Christine Tavolacci: Ryoanji
When John Cage died in 1992, I'll confess I was concerned that the American composer might ultimately be remembered more for his writings and provocations than his musical works; say the man's name, and the first things that come to mind for many are his notorious 1952 composition 4'33” and 1961's influential Silence: Lectures and Writings. Artists such as Christine Tavolacci are helping, however, to ensure that Cage's gifts as a composer aren't completely overshadowed by his impact as a provocateur.

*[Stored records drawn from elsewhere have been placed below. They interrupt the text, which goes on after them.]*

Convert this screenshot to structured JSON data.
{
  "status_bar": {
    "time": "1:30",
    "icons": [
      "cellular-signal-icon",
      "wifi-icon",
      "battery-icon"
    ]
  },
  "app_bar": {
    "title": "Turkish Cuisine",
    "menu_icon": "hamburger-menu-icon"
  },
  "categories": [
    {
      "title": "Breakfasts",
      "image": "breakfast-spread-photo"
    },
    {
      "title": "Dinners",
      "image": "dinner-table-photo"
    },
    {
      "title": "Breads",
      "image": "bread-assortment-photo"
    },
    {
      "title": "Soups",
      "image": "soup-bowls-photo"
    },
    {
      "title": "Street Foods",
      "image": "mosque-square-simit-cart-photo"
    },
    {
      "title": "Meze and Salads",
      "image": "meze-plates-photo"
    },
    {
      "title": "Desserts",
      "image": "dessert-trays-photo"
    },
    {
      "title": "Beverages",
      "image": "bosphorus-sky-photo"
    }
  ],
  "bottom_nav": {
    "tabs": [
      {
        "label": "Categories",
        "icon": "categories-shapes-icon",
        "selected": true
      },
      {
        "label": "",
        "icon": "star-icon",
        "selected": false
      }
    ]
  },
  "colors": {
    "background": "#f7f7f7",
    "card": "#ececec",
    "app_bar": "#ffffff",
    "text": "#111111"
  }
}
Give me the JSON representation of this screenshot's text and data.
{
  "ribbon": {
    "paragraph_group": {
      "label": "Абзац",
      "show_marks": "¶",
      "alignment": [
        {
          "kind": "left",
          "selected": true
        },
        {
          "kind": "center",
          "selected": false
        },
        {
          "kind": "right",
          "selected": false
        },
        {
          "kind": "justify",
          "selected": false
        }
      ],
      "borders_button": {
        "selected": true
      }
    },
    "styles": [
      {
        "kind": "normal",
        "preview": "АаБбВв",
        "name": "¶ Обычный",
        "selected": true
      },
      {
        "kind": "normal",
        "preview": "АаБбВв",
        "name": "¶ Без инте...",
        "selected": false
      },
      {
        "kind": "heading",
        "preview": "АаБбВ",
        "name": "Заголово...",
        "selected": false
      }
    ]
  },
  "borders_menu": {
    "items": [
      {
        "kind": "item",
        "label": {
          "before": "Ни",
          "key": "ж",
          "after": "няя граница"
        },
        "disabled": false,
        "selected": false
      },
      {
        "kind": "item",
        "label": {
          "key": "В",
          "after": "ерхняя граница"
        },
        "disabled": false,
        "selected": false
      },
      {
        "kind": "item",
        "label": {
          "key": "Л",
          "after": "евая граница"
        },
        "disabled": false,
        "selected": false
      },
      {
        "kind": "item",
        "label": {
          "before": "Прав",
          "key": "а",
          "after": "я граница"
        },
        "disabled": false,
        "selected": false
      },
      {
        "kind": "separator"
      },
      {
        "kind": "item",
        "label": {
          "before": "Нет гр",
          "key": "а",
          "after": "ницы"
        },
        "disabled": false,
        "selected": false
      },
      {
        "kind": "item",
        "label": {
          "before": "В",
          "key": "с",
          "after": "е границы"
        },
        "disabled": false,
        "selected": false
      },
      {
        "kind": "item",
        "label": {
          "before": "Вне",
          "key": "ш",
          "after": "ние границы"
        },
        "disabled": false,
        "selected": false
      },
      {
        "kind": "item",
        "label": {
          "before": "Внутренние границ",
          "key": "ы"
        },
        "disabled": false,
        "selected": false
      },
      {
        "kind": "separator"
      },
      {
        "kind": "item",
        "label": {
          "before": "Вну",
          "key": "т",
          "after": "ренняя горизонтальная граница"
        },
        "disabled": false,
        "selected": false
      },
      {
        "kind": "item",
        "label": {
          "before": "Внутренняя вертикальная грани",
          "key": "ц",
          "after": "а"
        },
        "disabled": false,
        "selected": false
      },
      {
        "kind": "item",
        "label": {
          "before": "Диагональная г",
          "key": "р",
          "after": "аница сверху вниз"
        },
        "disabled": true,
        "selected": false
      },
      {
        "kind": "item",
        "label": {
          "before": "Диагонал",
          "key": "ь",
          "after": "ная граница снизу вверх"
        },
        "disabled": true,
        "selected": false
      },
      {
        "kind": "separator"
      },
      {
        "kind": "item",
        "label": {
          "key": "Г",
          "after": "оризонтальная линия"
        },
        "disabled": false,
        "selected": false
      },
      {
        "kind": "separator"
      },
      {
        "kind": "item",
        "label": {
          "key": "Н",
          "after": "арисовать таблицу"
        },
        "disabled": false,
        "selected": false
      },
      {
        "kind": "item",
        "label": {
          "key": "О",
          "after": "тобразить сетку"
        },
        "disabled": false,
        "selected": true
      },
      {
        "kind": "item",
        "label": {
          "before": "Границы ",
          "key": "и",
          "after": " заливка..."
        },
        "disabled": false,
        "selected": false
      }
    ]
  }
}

On her debut solo recording, the Los Angeles-based flutist and educator, ably supported by percussionist Bonnie Whiting, presents a superb realization of Cage's 1983 graphic score Ryoanji.
The flutist specializes in contemporary and experimental music and currently is associated with a number of groups, among them Southland Ensemble (of which she is co-founder and co-director), Dog Star Orchestra, Gurrisonic, and the Vinny Golia Large Ensemble. For her part, Whiting has collaborated with many of today's leading ensembles, including eighth blackbird, the International Contemporary Ensemble, Bang on a Can, and Ensemble Dal Niente, and has a debut album featuring Cage material scheduled for 2016 release on Mode Records.
Ryoanji is consistent in tone and character with a sensibility heavily informed by Indian Philosophy, Zen Buddhism, Noh theatre, and the I Ching. As a word, Ryoan-ji refers to a Zen temple in Kyoto that includes a garden raked daily by Zen monks consisting of fifteen moss-covered rocks on a bed of smooth white pebbles. Between 1983 and 1985, Cage created a series of Ryoanji compositions for solo instruments with percussion and tape or with a twenty-member orchestra, versions of which exist for voice, oboe, flute, trombone, and double bass.
Cage didn't, however, simply draw for inspiration from the Japanese rock garden; he used the arrangements of its stones as a basis for the score: from tracings of parts of the stones' perimeters, he produced graphic notations displaying rectangles in which curves are read by the performer as glissandi within a given pitch range; a pre-recorded tape element also appears, and the percussion part involves unison sounds of wood and metal.
Certainly Tavolacci's sensitive, twenty-eight-minute realization accentuates the meditative and minimalistic character of the piece. Space and stillness are exploited to maximum effect, and even the minutest sounds—the motions of fingers on the instrument's keys, sharp intakes of breath—are audible. At times doubled and subjected to repeated pitch-shifts, Tavolacci's haunting, lonely flute expressions emerge softly, all the while punctuated by the clunk of Whiting's insistent yet nonetheless restrained accents. The artistry here clearly depends as much on what's not played as what is.